■ Exercise brief ■
Scan the data, and whenever a line contains "What", copy it.

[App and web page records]
_ _ _ _

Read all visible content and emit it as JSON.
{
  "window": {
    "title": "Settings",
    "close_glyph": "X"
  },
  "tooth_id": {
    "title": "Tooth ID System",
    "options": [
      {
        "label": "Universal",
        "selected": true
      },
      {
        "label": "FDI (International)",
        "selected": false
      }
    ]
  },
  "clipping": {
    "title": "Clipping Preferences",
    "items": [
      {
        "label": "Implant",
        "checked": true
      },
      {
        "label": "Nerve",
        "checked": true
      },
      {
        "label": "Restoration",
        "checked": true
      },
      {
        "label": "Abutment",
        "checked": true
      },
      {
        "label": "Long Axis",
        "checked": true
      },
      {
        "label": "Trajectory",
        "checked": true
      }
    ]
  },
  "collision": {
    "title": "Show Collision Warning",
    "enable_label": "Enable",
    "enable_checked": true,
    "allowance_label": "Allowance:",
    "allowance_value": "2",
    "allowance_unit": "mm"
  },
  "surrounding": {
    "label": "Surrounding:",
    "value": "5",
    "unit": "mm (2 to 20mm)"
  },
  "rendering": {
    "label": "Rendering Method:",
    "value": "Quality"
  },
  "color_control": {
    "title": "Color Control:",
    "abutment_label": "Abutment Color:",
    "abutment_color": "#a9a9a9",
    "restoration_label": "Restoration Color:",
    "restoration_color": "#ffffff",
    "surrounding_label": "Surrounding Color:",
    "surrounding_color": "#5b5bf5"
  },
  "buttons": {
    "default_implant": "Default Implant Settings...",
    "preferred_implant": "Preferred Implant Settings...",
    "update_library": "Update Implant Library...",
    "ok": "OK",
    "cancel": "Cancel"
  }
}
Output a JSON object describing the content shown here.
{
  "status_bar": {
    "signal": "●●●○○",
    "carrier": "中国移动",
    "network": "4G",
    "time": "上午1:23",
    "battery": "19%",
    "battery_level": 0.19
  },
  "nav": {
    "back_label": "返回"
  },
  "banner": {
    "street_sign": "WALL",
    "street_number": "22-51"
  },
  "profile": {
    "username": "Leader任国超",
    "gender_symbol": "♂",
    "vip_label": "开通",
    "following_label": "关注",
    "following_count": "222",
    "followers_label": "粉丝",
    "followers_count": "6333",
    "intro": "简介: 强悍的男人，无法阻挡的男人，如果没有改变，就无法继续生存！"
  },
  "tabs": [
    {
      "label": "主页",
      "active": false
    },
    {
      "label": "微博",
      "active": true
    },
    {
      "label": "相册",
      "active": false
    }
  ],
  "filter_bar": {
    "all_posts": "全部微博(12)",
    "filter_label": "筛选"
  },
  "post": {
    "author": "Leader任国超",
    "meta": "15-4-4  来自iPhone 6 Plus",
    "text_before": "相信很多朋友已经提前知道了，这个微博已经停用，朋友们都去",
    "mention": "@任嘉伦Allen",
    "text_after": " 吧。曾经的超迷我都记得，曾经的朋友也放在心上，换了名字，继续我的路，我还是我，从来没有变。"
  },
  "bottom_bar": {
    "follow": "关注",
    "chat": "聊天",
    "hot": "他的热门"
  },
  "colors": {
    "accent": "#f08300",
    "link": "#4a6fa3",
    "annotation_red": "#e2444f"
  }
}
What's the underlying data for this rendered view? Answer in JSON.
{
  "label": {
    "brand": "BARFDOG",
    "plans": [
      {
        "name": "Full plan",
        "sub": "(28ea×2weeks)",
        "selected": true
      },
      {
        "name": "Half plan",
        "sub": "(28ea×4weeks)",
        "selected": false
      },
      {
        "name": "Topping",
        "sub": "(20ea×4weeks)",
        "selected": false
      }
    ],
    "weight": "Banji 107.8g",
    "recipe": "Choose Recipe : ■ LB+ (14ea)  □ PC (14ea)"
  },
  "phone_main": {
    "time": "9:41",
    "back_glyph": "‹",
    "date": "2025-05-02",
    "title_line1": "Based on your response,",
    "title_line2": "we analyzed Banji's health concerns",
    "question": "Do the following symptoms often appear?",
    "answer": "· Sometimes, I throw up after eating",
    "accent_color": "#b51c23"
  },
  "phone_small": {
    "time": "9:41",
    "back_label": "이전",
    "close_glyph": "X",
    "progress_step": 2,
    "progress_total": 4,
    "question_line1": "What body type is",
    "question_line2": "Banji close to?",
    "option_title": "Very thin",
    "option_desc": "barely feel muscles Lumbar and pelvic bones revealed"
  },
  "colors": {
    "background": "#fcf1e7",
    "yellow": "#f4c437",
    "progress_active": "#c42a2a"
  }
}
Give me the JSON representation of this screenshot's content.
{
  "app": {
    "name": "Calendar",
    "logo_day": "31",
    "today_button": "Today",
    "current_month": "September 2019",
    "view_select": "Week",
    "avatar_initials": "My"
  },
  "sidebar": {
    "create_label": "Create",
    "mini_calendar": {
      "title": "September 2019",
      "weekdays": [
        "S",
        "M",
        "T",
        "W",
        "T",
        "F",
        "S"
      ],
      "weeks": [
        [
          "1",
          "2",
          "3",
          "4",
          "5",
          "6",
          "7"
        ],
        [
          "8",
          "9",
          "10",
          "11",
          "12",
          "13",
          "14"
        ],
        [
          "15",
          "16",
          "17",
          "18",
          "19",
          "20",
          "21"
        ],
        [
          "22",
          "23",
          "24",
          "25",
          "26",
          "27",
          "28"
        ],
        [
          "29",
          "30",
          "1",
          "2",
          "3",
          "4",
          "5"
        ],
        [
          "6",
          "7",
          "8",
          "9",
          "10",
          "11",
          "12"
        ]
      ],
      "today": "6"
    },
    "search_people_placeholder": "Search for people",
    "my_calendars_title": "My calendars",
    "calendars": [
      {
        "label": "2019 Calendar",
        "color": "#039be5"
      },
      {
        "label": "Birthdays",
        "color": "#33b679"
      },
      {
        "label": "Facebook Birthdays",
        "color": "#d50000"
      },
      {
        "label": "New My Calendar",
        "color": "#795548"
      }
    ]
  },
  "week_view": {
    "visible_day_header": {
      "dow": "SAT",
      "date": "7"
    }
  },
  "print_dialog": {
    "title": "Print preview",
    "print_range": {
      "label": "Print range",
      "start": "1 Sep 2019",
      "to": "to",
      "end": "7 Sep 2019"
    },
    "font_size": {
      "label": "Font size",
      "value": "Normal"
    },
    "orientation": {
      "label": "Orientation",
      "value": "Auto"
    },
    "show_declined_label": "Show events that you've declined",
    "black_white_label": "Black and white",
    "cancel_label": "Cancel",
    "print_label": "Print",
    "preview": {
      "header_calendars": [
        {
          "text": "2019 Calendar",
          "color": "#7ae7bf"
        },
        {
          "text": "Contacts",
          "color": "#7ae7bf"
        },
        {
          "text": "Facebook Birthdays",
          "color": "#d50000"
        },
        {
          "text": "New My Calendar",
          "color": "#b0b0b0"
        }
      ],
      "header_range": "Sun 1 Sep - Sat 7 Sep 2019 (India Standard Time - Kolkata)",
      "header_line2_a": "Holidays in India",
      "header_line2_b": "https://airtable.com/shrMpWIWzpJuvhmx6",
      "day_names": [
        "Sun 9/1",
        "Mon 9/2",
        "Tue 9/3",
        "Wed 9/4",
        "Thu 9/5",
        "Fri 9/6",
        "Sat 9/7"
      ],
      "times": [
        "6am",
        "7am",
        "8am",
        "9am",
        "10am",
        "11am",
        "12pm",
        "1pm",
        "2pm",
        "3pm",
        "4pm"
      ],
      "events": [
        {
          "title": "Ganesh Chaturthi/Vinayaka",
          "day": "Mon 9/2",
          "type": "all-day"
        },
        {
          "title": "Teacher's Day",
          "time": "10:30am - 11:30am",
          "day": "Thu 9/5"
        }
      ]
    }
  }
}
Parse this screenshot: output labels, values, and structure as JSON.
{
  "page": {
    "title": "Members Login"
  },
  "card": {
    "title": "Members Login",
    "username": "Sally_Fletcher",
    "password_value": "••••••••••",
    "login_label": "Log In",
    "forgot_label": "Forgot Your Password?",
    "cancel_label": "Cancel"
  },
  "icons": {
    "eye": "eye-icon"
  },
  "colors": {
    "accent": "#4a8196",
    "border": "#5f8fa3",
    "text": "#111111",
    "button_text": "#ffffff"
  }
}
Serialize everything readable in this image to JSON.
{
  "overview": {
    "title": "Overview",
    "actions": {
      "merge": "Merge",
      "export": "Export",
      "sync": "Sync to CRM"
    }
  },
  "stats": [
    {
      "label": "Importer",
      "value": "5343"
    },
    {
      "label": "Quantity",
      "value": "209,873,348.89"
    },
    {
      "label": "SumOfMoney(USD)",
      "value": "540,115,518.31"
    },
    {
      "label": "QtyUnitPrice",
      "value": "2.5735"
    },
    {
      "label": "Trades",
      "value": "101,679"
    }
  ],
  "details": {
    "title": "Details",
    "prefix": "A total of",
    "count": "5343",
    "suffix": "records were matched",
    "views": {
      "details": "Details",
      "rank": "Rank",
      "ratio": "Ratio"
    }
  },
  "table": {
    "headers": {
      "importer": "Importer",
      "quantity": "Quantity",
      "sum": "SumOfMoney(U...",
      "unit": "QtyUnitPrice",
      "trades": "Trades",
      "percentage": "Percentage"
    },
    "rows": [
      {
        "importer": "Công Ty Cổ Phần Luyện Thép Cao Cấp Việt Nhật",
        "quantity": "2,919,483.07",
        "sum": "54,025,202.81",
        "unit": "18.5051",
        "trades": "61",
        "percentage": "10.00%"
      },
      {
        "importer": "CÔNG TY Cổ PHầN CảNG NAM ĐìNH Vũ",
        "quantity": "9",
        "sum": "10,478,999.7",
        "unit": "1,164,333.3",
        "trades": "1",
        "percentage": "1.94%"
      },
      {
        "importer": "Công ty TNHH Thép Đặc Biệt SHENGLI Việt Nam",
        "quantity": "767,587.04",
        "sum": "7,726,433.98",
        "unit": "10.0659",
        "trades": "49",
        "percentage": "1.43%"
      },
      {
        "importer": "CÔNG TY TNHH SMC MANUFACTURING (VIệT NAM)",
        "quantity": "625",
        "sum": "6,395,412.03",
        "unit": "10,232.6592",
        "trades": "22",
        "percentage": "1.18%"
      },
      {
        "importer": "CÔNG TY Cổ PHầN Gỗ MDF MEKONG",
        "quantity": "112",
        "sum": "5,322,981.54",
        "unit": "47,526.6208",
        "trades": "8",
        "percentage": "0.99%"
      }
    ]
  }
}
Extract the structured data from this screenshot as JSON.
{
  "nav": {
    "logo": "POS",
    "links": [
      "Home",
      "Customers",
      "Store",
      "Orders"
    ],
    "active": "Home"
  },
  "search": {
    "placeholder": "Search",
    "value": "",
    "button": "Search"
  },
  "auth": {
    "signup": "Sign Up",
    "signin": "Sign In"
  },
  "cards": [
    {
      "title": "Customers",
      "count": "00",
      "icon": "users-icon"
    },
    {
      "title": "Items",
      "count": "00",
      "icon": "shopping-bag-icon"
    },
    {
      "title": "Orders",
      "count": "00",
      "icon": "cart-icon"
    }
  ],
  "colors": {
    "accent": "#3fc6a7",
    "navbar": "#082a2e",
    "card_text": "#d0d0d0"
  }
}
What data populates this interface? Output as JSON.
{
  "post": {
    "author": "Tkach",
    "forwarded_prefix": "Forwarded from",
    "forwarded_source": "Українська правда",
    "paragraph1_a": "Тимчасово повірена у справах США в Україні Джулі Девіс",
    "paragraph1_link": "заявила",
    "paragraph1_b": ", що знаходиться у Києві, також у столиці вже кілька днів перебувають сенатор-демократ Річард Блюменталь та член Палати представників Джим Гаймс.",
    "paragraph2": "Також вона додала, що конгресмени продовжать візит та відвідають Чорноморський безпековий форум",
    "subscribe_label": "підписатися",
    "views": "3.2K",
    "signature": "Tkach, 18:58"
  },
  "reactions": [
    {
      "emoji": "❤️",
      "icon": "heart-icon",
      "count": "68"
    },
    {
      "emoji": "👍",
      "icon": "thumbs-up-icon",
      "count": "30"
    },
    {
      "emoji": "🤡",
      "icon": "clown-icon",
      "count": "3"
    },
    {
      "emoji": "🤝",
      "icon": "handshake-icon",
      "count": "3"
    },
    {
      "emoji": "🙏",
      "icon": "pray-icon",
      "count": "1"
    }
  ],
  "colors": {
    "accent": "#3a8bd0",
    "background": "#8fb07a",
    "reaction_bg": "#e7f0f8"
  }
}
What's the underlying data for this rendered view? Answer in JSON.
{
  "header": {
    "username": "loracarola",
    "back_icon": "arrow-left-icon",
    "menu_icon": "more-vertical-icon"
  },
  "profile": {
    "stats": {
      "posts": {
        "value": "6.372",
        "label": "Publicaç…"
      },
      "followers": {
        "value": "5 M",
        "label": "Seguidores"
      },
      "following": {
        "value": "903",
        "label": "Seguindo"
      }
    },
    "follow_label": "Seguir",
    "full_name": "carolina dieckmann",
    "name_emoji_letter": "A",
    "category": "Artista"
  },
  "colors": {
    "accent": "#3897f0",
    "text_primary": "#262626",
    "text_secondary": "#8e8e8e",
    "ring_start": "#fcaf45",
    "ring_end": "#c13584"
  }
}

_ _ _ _

■ Finished exercise ■
What's the underlying data for this rendered view? Answer in JSON.
    "question_line1": "What body type is",
What data populates this interface? Output as JSON.
What's the underlying data for this rendered view? Answer in JSON.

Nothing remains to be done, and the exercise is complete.